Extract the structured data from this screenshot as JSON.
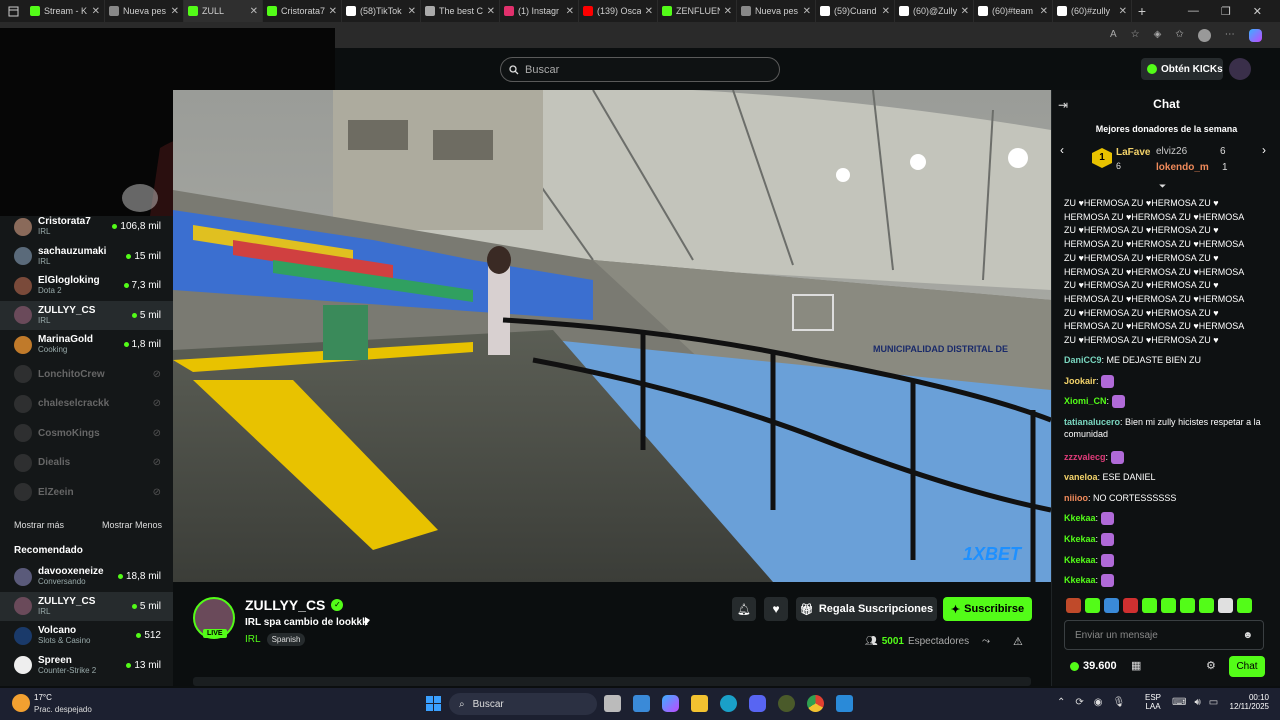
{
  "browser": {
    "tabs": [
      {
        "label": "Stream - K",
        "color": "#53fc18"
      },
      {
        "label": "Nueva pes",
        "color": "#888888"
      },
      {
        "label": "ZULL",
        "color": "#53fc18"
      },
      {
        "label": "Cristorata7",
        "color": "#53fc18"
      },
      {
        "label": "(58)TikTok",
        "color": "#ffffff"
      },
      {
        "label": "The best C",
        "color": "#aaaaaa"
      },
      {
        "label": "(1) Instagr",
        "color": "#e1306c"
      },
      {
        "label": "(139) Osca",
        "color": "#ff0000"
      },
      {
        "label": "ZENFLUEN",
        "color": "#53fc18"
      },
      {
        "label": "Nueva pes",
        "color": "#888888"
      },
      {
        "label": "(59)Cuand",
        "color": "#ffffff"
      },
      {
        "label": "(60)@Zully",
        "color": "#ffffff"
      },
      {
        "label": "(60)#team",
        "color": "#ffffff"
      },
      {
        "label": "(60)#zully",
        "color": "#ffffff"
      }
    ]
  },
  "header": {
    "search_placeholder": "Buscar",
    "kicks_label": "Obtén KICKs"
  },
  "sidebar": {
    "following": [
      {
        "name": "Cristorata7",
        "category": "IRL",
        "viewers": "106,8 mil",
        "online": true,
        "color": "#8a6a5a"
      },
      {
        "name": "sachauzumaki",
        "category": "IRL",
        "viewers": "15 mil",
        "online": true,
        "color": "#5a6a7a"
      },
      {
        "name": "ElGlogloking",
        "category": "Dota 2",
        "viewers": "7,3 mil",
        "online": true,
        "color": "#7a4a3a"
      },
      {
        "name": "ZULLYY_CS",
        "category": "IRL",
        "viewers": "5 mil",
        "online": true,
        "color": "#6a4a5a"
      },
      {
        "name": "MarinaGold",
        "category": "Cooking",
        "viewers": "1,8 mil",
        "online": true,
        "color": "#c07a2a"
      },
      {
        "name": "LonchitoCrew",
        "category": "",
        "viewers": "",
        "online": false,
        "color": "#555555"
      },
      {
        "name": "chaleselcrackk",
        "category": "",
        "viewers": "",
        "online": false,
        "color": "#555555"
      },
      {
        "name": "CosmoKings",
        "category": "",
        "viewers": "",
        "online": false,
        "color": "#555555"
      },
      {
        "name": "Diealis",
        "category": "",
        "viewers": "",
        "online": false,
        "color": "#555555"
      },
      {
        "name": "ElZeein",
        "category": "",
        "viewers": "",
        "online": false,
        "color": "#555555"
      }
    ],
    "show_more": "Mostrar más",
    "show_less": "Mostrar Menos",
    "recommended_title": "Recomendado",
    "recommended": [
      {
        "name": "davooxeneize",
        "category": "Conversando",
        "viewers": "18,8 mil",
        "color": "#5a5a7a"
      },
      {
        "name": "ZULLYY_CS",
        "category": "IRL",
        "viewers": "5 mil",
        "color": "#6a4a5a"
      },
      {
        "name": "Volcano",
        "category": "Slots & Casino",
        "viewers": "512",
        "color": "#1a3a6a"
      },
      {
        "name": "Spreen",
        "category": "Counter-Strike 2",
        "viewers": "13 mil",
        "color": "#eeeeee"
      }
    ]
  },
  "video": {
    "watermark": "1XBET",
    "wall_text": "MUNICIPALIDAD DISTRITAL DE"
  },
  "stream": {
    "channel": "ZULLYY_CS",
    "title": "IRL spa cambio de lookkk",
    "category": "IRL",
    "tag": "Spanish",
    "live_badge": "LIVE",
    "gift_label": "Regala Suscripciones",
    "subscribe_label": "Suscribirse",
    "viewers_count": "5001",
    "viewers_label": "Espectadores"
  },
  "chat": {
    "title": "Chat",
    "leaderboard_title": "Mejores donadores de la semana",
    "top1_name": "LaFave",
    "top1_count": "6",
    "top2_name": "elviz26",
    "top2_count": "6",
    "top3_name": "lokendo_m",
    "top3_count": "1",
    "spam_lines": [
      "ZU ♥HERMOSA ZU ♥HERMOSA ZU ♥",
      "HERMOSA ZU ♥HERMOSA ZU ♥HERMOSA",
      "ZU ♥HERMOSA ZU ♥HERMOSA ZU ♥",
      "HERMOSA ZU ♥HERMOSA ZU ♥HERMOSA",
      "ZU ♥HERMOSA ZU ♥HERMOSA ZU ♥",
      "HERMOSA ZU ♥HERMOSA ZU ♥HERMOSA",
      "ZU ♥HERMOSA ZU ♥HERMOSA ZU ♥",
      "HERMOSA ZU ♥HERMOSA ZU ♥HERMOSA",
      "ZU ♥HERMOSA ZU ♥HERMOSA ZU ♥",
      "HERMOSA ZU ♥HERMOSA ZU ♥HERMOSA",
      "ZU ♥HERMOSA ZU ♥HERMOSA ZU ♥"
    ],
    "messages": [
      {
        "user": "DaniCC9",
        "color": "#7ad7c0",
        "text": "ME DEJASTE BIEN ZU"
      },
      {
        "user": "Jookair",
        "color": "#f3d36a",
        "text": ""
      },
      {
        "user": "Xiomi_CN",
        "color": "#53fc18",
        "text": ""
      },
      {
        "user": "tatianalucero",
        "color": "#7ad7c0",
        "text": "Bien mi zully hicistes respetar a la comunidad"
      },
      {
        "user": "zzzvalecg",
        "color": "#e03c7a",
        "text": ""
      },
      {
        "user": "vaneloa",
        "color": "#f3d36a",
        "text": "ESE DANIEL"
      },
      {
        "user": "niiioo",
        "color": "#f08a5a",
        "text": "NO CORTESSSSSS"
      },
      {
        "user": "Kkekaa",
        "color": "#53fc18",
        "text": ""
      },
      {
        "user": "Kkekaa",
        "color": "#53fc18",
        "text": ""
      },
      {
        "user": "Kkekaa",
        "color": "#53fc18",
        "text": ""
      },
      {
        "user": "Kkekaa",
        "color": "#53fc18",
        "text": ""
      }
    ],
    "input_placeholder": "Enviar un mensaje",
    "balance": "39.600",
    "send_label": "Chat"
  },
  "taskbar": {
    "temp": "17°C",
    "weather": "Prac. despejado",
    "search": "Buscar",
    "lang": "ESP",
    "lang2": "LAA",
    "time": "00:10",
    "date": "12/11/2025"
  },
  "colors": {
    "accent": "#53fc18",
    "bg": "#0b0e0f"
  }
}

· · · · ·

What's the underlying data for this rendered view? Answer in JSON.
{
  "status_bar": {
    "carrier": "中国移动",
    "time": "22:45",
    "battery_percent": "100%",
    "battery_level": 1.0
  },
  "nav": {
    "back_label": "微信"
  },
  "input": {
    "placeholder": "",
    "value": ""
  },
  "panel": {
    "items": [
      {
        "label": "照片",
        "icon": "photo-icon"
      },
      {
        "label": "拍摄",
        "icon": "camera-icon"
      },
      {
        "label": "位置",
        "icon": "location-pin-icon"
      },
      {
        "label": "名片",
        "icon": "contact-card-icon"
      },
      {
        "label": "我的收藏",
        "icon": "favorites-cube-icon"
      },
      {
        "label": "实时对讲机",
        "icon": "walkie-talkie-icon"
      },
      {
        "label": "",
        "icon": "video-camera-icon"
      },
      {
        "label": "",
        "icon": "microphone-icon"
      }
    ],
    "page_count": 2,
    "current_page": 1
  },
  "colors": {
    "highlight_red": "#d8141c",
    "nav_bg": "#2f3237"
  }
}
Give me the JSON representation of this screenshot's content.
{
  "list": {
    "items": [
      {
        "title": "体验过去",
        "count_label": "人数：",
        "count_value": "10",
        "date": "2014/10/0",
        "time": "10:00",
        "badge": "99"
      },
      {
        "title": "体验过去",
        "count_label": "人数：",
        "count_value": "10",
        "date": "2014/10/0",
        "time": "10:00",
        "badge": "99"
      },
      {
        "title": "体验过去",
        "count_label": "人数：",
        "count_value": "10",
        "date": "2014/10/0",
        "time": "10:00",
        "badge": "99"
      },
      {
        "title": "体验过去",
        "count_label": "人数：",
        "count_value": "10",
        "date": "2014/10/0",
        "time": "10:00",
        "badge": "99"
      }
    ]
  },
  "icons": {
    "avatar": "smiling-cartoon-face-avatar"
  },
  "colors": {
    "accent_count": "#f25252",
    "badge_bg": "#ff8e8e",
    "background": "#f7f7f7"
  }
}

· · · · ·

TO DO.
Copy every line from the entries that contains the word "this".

RESPONSE TO THE TASK.
Extract the structured data from this screenshot as JSON.
What's the underlying data for this rendered view? Answer in JSON.
Give me the JSON representation of this screenshot's content.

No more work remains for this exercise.